───── Data for this exercise ─────
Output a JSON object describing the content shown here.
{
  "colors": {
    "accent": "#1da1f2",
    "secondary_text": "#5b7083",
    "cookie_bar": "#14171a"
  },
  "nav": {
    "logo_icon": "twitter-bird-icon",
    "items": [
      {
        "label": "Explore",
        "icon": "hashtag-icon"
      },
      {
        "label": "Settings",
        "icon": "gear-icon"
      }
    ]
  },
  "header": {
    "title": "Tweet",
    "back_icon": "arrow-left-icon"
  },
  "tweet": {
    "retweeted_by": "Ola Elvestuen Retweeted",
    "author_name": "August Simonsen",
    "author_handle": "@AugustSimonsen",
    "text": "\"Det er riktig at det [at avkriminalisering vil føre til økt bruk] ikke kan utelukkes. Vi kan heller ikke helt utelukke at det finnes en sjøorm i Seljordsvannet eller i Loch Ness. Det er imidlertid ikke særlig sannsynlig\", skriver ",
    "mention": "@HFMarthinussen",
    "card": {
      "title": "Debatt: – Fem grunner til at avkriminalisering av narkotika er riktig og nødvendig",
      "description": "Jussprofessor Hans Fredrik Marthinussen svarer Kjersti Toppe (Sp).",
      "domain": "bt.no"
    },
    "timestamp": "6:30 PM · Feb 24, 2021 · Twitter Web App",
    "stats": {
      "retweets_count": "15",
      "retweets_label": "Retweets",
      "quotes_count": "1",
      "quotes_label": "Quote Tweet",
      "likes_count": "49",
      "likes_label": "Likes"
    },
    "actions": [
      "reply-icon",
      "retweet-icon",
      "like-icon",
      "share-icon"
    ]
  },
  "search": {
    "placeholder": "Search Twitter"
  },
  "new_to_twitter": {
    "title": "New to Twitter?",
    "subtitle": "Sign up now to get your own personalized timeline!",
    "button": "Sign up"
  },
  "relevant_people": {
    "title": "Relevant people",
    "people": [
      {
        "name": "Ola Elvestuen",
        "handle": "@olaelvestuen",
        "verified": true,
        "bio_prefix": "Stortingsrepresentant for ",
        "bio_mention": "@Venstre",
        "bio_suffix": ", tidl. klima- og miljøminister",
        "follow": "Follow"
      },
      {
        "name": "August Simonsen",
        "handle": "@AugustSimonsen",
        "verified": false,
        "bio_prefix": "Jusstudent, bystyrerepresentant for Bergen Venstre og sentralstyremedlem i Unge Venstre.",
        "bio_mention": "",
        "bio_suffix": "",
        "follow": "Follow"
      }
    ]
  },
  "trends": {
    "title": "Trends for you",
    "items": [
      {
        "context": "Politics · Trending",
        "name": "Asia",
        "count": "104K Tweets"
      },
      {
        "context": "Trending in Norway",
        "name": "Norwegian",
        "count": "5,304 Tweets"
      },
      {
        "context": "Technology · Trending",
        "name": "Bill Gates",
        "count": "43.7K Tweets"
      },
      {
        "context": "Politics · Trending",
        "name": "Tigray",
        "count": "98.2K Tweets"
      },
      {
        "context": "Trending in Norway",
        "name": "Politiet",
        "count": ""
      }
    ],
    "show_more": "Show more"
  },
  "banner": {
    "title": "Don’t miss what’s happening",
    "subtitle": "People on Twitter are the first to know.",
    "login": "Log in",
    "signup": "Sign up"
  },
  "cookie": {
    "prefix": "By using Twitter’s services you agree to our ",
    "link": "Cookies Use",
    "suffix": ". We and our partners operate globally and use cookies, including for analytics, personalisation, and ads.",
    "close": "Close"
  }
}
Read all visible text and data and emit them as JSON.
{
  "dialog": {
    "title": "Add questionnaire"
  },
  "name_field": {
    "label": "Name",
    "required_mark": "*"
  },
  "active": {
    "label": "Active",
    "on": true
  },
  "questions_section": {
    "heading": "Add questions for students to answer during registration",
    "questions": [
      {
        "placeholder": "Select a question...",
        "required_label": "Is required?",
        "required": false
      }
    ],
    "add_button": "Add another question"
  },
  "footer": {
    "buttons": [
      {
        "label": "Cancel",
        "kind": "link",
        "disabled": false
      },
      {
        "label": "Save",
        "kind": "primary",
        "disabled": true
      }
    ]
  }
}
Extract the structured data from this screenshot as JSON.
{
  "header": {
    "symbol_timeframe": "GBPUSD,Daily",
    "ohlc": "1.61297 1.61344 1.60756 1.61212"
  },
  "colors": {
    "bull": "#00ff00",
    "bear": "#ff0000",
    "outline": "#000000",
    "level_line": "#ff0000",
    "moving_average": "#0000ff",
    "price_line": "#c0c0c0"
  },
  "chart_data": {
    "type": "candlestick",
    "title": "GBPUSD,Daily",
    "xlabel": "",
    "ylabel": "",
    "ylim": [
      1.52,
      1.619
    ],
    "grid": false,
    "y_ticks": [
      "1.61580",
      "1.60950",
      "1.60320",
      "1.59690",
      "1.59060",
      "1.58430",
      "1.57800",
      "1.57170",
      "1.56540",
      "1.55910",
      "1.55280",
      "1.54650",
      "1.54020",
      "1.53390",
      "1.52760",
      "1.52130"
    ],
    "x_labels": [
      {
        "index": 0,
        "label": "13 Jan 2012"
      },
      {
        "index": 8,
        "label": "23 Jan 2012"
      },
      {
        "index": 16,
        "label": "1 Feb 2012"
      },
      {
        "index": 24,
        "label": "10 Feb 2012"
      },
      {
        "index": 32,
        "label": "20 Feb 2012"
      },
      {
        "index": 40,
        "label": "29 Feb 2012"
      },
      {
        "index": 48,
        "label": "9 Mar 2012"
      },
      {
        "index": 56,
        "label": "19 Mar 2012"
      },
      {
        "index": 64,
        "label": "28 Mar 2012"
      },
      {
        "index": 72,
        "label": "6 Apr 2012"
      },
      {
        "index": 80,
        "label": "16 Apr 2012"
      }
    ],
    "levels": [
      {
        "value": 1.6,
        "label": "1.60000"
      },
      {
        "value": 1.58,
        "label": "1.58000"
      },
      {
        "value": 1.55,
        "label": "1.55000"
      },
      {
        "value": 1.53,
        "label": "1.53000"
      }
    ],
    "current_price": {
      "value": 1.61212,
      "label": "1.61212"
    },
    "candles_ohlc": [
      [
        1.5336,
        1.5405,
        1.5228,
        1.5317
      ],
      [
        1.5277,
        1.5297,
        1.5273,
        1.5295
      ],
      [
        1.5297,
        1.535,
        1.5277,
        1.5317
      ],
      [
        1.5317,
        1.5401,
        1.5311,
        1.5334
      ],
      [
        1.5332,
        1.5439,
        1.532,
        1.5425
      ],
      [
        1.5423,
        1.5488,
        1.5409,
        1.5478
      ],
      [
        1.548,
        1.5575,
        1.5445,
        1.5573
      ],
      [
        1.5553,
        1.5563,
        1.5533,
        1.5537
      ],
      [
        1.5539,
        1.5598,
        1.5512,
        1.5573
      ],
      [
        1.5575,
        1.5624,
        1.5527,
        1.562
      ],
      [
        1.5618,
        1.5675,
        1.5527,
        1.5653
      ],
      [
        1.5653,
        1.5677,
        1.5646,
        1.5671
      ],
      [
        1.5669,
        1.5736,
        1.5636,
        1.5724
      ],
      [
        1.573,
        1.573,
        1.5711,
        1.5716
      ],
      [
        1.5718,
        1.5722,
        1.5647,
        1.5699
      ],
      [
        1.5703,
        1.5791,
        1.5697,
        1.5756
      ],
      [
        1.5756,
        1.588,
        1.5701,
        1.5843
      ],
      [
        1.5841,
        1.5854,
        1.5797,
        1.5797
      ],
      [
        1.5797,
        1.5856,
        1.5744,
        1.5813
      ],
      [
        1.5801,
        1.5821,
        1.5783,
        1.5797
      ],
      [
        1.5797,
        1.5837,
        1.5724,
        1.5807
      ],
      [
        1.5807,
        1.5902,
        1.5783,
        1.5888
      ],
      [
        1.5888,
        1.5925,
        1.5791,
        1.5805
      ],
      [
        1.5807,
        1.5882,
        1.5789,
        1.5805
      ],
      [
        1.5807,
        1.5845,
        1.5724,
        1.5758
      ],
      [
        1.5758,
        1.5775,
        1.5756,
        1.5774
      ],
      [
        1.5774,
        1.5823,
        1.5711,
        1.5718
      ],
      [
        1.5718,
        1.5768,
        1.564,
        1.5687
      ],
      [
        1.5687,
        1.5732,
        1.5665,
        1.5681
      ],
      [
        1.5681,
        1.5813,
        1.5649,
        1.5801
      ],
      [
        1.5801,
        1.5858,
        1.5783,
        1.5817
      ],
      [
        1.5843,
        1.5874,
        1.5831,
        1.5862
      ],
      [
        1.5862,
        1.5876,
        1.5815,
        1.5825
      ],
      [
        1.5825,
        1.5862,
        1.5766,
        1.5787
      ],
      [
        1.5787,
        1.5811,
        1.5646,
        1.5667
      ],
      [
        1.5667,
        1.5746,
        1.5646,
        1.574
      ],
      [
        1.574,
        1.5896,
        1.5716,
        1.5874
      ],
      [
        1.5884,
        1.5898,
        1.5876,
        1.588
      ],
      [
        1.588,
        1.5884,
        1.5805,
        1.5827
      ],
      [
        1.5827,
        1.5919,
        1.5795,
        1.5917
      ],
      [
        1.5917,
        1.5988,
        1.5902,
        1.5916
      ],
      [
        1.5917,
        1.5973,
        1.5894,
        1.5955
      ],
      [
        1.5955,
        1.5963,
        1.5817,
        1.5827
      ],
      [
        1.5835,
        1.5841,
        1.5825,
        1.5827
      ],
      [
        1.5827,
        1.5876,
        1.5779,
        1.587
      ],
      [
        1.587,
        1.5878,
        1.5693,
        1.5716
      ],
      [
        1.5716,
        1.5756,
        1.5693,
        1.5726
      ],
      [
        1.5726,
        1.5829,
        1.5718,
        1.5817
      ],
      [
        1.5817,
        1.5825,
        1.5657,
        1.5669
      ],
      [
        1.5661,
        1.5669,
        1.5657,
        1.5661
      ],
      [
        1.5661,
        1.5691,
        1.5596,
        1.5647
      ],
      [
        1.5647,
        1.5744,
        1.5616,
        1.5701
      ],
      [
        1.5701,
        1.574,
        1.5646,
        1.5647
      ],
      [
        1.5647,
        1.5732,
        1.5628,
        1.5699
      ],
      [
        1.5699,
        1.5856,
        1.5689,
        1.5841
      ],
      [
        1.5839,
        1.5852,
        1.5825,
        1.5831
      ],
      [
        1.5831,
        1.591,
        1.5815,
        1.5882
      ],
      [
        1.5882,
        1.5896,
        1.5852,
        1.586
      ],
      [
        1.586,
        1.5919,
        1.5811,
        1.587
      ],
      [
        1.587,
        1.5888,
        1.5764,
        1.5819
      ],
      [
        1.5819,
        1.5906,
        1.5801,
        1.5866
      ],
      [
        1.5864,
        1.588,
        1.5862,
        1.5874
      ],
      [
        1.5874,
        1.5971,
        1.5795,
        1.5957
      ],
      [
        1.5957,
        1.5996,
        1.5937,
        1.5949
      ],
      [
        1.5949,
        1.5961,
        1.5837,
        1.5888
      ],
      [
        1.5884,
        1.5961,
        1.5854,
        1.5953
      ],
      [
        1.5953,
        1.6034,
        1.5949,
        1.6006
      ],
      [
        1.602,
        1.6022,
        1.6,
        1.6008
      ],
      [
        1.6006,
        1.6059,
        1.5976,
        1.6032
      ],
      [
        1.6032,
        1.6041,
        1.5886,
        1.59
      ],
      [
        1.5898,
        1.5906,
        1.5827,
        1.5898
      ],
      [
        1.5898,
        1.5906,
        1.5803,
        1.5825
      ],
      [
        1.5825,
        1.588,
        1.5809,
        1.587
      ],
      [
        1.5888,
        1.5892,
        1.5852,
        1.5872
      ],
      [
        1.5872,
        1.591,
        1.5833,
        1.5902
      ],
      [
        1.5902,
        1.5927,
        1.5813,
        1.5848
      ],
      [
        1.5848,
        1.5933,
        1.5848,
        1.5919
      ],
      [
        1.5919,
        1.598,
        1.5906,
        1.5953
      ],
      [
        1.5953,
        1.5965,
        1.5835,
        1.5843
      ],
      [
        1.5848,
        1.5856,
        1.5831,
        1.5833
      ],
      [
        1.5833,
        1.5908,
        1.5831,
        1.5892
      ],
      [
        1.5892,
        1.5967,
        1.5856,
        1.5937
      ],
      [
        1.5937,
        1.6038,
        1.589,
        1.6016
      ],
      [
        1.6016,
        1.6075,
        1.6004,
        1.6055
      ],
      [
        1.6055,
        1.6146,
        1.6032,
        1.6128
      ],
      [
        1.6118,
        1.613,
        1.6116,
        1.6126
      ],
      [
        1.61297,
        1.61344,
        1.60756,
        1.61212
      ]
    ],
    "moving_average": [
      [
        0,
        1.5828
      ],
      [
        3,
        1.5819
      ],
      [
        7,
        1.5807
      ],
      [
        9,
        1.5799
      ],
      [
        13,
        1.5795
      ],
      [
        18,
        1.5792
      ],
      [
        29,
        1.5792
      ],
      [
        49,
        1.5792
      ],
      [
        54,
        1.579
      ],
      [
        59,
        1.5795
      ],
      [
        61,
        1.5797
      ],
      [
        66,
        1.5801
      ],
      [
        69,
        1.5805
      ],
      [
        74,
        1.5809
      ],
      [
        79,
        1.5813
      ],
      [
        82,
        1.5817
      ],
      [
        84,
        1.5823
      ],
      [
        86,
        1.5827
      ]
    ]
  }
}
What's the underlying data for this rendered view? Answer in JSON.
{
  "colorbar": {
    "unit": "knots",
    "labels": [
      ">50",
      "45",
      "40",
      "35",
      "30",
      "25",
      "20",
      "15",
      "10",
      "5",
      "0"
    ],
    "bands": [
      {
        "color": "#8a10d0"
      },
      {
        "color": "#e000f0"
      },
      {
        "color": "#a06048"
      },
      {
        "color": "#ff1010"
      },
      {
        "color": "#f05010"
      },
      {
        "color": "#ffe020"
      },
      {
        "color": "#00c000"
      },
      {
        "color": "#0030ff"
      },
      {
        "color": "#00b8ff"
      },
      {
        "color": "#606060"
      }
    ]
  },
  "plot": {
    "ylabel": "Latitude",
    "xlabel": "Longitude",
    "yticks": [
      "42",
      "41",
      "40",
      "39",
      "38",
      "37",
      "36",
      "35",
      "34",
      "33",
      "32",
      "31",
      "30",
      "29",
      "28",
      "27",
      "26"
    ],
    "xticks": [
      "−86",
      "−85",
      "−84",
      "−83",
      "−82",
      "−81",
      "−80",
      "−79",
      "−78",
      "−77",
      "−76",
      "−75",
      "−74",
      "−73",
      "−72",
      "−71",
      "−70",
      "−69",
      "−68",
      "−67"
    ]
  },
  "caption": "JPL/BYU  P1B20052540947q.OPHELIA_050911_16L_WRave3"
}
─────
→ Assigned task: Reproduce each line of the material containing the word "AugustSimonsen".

→ Result of the exercise:
    "author_handle": "@AugustSimonsen",
        "handle": "@AugustSimonsen",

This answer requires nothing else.